Last fall, EMV® technology was introduced in the U.S. in efforts to combat fraudulent card-present transactions and to shift the U.S. marketplace toward a more secure payment model. The arrival of EMV started a new set of standards set in place regarding payment fraud and liability, causing major disruption for merchants and key payment players. Many merchants were not compliant by the liability shift date and have struggled with EMV adoption even a year later.
There will soon be a new disruption regarding EMV integration, as gas stations must become EMV compliant by October 2017. How will gas stations respond to EMV technology and what challenges will they face regarding the EMV process?
Perhaps the most prominent challenge gas stations will face with integrating EMV is re-wiring all the connections at every gas pump. Currently, gas pumps are connected with a two-wire, standard twisted pair connection. The bad news is that this form of wiring isn’t fast enough for EMV transactions due to the slow bandwidth communications. In order to process EMV transactions properly, all retail fuel merchants will have to upgrade their wiring equipment to the needed Cat 5/6 wiring that will support Ethernet connectivity.
Another major issue gas stations will face is the certification of all new EMV pumps conducted by state officials. Not only will these upgraded pumps need to be tested to make sure they are charging and distributing properly, but will also have to be re-certified – both of which are expensive and could take significant time to complete. Experts predict that these nationwide gas pump upgradescould cost around $6 billion and the upgrade cost for a single pump to be around $17,000.
"It's an economic calculation for the merchant," said Jason Oxman, CEO of The Electronic Transactions Association. "It's a lot harder to replace a gas pump."
Gas stations also face the problem of having less available gas pumps for customers to use while the upgrades take place. This could cause many gas stations to lose profit, as customers will take their business elsewhere where more pumps are readily available.
Gas stations did not have to meet the original October 1, 2015 deadline like other merchants due to the hefty price it will cost them to upgrade all their pumps.
“Self-service gas pumps — formally known as ‘automated fuel dispensers’ — were given this extension because upgrading gas pumps is far more expensive than upgrading normal in-store payment terminals,” says Sean McQuay, NerdWallet’s resident credit card expert and a former strategist at Visa. “This represents a huge gap in safety for any consumer that buys gas at self-serve pumps — or, in other words, nearly nine out of 10 Americans.”
Until gas stations incorporate EMV, both customers and merchants should be on alert for skimming devices at the pumps. Because EMV technology is nearly impossible to scam, fraudsters are taking the work they committed at card-present locations in-stores and are now targeting ATMs, gas pumps, and online websites that currently do not have EMV functionality. To prevent fraud from happening, gas stations should incorporate EMV-compliant pumps as soon as possible despite the temporary drawbacks that may occur during the upgrade process.
"From a criminal perspective, that window of opportunity is shrinking," said Jared Drieling, business intelligence manager at payment data analysis firm The Strawhecker Group. "There's going to be a rush to get those updated."
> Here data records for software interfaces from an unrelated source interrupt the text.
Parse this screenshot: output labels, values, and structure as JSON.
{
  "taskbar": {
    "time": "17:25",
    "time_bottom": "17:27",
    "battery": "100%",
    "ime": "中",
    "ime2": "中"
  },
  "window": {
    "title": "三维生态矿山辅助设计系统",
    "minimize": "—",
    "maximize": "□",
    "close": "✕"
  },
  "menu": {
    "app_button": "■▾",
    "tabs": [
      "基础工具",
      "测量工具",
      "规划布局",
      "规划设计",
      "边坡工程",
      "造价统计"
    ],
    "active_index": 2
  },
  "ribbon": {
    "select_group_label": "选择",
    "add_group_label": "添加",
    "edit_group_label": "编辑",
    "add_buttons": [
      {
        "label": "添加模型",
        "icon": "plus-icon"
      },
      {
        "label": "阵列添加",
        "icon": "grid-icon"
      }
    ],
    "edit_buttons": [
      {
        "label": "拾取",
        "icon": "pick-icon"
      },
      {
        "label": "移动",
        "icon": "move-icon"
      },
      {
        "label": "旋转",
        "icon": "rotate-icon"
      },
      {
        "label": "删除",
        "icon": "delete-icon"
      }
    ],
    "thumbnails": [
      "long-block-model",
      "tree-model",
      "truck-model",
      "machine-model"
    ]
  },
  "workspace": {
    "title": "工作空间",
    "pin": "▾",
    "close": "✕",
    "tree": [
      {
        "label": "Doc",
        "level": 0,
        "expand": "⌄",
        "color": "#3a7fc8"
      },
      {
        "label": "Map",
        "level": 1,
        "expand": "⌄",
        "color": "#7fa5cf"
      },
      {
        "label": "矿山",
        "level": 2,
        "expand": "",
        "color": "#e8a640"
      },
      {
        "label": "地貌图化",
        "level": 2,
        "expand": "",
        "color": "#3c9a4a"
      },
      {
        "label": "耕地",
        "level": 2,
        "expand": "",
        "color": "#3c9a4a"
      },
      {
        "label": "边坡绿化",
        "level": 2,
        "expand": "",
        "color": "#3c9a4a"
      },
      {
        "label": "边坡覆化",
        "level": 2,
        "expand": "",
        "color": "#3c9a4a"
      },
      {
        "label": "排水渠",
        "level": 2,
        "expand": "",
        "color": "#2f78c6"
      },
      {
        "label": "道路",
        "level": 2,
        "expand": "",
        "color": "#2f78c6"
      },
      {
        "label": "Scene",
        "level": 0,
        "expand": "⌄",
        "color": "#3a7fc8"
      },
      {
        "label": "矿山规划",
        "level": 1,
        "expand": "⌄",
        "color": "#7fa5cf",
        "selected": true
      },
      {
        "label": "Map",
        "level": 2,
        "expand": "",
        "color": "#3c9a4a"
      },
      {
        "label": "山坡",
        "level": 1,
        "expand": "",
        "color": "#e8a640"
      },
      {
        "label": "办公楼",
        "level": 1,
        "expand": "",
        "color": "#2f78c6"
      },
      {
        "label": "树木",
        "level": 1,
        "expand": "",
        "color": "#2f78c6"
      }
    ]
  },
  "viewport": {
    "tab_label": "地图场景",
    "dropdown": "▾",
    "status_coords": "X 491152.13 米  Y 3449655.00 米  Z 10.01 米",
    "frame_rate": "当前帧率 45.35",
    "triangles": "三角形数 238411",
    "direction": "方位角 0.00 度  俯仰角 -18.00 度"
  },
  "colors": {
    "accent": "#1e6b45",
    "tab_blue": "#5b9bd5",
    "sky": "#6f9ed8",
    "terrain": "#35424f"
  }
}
As the liability shift gets closer, the pressure to become EMV-compliant will become a reality for gas stations. Although there are expected obstacles to arise, the long-term payoff of becoming compliant will be worth it for gas stations in order to keep their business and their customers safe from fraud.